§ What you are asked to do: Each line of the listing that contains "resources" should be found and copied.
━━ Data for the task
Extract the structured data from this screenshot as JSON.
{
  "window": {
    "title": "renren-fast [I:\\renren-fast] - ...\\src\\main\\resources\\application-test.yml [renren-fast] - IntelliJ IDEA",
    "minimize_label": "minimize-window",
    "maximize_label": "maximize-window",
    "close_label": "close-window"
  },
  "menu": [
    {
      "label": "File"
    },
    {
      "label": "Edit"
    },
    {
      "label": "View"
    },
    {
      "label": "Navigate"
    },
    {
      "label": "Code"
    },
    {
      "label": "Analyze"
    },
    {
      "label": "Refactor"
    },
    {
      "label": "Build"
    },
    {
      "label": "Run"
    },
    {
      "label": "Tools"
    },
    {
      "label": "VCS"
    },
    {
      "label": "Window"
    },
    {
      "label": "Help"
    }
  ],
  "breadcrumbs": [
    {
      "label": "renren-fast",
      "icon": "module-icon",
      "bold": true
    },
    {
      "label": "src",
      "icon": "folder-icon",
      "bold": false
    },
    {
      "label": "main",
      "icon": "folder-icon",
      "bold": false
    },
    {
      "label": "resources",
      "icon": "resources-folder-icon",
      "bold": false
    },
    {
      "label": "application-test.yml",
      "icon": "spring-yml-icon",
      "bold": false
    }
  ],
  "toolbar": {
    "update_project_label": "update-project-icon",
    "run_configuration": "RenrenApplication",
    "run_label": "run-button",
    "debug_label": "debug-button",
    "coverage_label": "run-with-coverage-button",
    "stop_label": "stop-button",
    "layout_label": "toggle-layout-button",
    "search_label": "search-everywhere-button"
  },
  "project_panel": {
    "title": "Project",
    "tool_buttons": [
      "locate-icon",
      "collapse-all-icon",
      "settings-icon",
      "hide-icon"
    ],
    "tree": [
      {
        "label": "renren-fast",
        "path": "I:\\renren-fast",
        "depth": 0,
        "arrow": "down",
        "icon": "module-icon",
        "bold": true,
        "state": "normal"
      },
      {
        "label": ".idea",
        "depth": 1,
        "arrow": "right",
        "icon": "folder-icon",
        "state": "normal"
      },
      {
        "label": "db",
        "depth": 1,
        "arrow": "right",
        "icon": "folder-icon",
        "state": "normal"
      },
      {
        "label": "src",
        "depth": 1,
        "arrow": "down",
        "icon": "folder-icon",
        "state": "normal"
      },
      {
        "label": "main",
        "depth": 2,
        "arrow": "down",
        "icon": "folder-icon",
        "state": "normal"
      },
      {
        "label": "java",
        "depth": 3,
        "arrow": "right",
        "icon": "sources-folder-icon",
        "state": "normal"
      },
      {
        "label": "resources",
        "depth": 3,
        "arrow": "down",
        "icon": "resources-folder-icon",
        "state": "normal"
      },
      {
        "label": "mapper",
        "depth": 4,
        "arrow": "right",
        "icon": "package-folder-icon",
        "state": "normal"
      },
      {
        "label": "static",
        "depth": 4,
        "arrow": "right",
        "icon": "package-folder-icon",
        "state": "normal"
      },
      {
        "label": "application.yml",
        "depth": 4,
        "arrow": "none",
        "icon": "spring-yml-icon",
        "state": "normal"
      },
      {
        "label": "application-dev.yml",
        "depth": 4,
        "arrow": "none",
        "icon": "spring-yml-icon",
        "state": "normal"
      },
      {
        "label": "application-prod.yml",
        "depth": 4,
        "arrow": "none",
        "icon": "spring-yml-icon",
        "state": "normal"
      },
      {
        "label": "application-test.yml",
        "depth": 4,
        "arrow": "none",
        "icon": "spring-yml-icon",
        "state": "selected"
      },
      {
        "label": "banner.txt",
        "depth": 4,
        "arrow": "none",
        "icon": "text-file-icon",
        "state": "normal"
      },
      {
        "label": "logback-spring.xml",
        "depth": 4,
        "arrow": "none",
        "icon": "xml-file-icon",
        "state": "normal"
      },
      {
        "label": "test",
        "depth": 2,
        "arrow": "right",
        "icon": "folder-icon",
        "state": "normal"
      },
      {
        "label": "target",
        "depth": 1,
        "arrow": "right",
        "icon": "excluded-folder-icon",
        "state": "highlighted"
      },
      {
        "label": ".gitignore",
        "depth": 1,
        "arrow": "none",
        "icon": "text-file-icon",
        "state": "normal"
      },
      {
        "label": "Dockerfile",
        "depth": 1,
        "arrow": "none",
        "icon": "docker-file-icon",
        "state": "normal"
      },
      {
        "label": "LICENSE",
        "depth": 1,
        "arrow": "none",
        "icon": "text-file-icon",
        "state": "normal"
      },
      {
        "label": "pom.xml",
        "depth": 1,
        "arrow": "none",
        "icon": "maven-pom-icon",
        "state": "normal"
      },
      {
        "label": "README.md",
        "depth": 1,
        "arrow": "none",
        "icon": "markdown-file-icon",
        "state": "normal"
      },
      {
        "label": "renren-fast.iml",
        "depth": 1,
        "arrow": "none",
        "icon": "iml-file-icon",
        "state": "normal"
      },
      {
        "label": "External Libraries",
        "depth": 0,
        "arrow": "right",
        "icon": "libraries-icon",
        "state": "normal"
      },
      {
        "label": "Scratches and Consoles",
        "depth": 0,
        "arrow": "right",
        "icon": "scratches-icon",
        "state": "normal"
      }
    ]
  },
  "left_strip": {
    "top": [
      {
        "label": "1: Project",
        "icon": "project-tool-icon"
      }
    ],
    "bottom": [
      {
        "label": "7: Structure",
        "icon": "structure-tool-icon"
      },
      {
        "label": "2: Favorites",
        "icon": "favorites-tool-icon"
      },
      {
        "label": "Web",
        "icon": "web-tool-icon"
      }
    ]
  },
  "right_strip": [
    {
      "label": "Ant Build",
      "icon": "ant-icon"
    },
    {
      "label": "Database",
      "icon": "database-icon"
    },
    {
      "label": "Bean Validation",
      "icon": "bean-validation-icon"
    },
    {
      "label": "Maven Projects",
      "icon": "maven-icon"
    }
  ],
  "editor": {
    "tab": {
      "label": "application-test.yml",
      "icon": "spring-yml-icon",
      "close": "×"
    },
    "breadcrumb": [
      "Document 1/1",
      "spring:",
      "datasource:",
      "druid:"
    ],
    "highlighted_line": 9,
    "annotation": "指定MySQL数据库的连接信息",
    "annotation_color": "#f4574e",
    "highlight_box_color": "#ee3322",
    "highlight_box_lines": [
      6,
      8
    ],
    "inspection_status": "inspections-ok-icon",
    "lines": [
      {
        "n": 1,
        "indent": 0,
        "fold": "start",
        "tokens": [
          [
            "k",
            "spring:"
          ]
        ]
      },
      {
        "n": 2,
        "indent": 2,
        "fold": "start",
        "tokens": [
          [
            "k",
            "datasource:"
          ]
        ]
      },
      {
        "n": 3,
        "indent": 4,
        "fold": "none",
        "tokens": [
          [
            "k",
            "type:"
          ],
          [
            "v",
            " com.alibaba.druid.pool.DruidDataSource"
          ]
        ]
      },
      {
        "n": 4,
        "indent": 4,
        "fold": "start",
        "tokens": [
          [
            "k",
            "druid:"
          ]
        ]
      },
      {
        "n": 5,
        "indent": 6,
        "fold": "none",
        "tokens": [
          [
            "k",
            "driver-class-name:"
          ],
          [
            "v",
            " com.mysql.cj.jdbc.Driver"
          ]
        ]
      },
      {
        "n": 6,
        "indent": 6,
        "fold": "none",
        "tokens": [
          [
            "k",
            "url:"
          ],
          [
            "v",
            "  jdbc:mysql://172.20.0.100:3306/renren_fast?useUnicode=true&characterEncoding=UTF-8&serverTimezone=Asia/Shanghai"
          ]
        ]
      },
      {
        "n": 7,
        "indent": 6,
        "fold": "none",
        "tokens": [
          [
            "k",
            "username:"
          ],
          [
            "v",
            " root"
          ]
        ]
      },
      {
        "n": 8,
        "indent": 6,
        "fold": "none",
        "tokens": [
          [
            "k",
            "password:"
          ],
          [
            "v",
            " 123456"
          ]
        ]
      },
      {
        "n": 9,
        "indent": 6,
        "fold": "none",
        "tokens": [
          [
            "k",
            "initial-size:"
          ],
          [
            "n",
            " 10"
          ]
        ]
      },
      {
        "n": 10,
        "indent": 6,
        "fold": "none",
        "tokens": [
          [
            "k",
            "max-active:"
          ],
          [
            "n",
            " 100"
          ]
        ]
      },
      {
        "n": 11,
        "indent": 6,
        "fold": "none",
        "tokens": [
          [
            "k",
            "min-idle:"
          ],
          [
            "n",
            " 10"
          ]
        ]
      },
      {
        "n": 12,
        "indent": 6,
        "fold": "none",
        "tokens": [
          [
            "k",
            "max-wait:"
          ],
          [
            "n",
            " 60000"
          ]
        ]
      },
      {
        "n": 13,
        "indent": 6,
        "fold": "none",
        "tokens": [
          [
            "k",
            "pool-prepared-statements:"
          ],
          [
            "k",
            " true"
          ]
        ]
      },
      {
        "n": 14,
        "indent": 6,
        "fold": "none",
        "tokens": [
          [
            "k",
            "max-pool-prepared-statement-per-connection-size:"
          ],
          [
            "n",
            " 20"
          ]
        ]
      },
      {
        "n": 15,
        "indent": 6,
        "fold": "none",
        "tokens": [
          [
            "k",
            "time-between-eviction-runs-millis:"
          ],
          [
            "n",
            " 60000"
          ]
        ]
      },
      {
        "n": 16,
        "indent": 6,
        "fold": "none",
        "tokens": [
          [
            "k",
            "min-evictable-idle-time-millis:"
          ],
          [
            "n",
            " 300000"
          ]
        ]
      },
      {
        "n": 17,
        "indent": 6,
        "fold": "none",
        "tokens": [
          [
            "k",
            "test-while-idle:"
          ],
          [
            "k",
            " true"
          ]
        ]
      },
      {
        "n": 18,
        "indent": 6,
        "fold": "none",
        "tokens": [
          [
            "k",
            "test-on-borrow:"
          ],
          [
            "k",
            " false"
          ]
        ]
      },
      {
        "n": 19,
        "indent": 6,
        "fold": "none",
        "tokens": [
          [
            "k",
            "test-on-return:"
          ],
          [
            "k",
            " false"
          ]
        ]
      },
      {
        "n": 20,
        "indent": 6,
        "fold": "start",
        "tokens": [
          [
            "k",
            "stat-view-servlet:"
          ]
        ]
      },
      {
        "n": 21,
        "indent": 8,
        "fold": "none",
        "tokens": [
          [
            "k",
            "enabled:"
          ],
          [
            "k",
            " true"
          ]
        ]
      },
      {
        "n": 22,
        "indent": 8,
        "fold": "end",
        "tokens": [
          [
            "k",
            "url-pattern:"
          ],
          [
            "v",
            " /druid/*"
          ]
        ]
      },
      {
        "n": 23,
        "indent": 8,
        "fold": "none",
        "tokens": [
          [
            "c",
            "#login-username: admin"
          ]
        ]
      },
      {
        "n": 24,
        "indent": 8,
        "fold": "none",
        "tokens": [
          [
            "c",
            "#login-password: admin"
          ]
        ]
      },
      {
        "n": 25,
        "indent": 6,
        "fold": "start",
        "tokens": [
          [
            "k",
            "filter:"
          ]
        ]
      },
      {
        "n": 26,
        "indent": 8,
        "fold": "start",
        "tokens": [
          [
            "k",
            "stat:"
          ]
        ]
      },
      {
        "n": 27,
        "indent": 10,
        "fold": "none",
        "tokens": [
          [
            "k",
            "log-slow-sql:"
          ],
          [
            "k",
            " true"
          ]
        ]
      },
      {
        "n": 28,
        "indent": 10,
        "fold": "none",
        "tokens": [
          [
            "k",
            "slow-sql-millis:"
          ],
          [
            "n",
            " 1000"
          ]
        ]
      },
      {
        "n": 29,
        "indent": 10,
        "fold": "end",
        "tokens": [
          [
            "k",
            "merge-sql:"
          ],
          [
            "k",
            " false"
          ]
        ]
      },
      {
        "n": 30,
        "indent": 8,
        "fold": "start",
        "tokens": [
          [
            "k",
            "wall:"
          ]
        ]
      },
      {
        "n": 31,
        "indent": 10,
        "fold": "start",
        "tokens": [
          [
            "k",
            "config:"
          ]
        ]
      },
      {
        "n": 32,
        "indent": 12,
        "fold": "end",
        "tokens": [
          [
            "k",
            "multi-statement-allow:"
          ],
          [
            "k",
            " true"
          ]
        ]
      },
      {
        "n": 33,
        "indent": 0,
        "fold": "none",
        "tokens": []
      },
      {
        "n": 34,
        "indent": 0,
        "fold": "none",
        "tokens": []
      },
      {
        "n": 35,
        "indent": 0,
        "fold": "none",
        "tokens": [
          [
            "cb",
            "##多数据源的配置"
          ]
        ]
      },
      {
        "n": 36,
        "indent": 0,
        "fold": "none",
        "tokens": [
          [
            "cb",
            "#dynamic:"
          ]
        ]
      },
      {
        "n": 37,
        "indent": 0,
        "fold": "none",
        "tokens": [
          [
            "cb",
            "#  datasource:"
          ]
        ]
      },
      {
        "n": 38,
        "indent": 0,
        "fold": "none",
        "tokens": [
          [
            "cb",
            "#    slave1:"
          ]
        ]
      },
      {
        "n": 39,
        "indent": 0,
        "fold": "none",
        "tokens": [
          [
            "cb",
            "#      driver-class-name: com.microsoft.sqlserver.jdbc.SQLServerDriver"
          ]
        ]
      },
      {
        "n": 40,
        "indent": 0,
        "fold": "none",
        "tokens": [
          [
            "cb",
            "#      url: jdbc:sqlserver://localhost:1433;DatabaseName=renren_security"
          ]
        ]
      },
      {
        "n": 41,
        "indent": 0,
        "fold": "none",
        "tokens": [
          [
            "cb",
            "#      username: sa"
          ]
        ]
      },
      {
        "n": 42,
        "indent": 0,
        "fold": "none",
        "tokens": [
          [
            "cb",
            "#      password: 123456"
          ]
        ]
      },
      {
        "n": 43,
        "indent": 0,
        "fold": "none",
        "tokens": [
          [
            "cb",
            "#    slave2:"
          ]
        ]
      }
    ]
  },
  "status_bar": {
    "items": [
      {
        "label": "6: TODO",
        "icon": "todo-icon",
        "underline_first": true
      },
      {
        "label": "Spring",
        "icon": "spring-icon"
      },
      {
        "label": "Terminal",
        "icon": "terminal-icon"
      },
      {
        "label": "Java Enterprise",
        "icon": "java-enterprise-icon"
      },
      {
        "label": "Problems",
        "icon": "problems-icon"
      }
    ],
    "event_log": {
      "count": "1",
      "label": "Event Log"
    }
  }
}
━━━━
§ Answer box:
    "title": "renren-fast [I:\\renren-fast] - ...\\src\\main\\resources\\application-test.yml [renren-fast] - IntelliJ IDEA",
      "label": "resources",
      "icon": "resources-folder-icon",
        "label": "resources",
        "icon": "resources-folder-icon",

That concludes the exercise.